East African Community partner states have agreed to close down multiple bank accounts operated by their ministries, departments and agencies and keep their revenues in a single account each as part of efforts to increase transparency and accountability in the use of public funds.
The partner states agreed on the Treasury Single Account (TSA) to ensure proper oversight of government cash flows and to reduce the cost of keeping public money in several commercial banks.
Tanzania has set the pace, with Finance Minister Phillip Mpango saying the move will reduce the number of government accounts.
“I propose to make amendments to the Local Government Finance Act, CAP 290, the Public Finance Act, CAP 348 and the Bank of Tanzania Act, CAP 197 in order to introduce a Treasury Single Account, which will be used for collection and payment of government funds,” said Dr Mpango while tabling the 2018/2019 budget.
In Kenya, the Public Finance Management Bill 2017 sets the stage for the creation of the single government account.
All public funds will be deposited into the single account and all payments will be executed from the same account, enabling the government to monitor its finances.
According to Britam Asset managers, there is a risk that significant deposits will flow from the banking system to the Central Bank, leading to tighter liquidity in the banking system, with some lenders such as National Bank and KCB likely to be hit hard.
The creation of the TSA is part of the Public Finance (Administration and Management) Regulations 2013, which were formulated to boost the effectiveness of the Public Finance Management Act (2012).
But the project had to be deferred for two years to pave the way for the implementation of other forms of electronic payments such as the Integrated Financial Management Information System (Ifmis) and Internet banking.

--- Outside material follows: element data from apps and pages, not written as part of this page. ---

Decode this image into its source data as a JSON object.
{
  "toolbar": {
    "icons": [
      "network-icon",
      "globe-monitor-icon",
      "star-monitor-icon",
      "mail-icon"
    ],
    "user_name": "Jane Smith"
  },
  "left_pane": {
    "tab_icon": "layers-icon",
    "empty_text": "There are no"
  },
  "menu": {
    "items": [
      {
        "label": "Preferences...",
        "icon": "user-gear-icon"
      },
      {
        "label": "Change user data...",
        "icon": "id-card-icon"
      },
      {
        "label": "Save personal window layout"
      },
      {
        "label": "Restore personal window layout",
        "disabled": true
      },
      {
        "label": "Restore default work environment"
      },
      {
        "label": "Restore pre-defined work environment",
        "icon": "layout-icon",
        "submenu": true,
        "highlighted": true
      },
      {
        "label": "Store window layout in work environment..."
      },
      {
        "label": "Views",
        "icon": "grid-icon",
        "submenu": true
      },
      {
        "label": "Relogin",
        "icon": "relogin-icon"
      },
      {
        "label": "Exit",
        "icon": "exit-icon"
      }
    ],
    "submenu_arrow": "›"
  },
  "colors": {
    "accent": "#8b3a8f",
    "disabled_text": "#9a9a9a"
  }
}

It is not clear whether the proposed single accounts will be operated by the central banks of the various countries or a commercial bank on behalf of the central bank, but in many Latin American countries, large publicly owned banks operate the TSA.
The International Monetary Fund, through a working paper dated 2010, said TSAs should be part of the public finance management reform agenda of countries that prioritise prudent management and use of public funds.
According to the IMF, establishing a unified structure of government bank accounts ensures that no other government agency operates bank accounts outside the oversight of the Treasury.
“Reducing the number of bank accounts results in lower administrative costs,” said the IMF.
Nigeria is one of the countries in Africa that have successfully implemented the TSA and all revenue generating ministries are required to transfer 80 per cent of their cash to the TSA with the Central Bank.